In previous releases for Godlike, the design of the Übermenschen and the Allied Talents has been somewhat underwhelming, perhaps even unimaginative. Admittedly, it is not easy to come up with interesting Talent concepts, let alone create them on the limited number of points available during character creation. With over thirty presented in the pages of The Courtyard of Hell, there is a surprisingly degree of invention on show.

Physically, The Courtyard of Hell is generally well presented. In places it needs another edit and in places the text has faded to the point of near illegibility.
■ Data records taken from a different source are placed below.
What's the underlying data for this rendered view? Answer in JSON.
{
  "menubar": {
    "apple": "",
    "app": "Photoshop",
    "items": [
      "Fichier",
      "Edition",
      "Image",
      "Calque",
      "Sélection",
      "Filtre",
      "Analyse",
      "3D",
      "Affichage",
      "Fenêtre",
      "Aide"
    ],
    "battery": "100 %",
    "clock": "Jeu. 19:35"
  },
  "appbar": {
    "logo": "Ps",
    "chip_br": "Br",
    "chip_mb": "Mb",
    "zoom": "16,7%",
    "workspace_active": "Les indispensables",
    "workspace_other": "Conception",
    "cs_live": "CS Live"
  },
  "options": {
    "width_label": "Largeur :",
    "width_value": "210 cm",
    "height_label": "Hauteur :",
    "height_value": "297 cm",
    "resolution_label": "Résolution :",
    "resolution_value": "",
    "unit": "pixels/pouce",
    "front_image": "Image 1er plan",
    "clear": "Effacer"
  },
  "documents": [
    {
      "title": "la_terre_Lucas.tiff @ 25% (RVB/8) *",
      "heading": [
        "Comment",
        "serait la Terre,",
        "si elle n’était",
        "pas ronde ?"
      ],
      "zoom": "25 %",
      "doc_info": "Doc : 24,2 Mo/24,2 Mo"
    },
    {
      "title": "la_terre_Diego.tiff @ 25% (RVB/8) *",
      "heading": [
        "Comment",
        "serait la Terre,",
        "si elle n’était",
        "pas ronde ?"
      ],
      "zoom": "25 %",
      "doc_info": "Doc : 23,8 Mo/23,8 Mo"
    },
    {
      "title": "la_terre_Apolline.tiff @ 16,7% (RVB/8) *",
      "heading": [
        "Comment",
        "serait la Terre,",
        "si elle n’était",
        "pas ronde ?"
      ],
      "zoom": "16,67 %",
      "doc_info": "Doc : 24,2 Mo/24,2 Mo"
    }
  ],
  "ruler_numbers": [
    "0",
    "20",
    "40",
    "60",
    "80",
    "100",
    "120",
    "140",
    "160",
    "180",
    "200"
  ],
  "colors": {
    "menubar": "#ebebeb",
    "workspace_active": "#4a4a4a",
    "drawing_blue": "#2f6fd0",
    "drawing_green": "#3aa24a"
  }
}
The maps are also hard to read in places, primarily because of the difficulty of depicting the necessary detail in grayscale rather than colour. Otherwise, The Courtyard of Hell is decently illustrated.

The Courtyard of Hell is much more focused and much shorter affair than Black Devils Brigade, though the possibility of soldiers from the First Special Service Force being sent over the Apennines to fight in the battle for Ortona is discussed. It could thus be used as an extension to the campaign presented in Black Devils Brigade: The First Special Service Force and the Italian Campaign, 1943–1944, but even if not, it should offer several sessions of challenging combat. Well-researched, solidly-presented, Combat Orders No. 4 - The Courtyard of Hell presents the opportunity for the players to explore a heroically tough if little known battle of World War Two.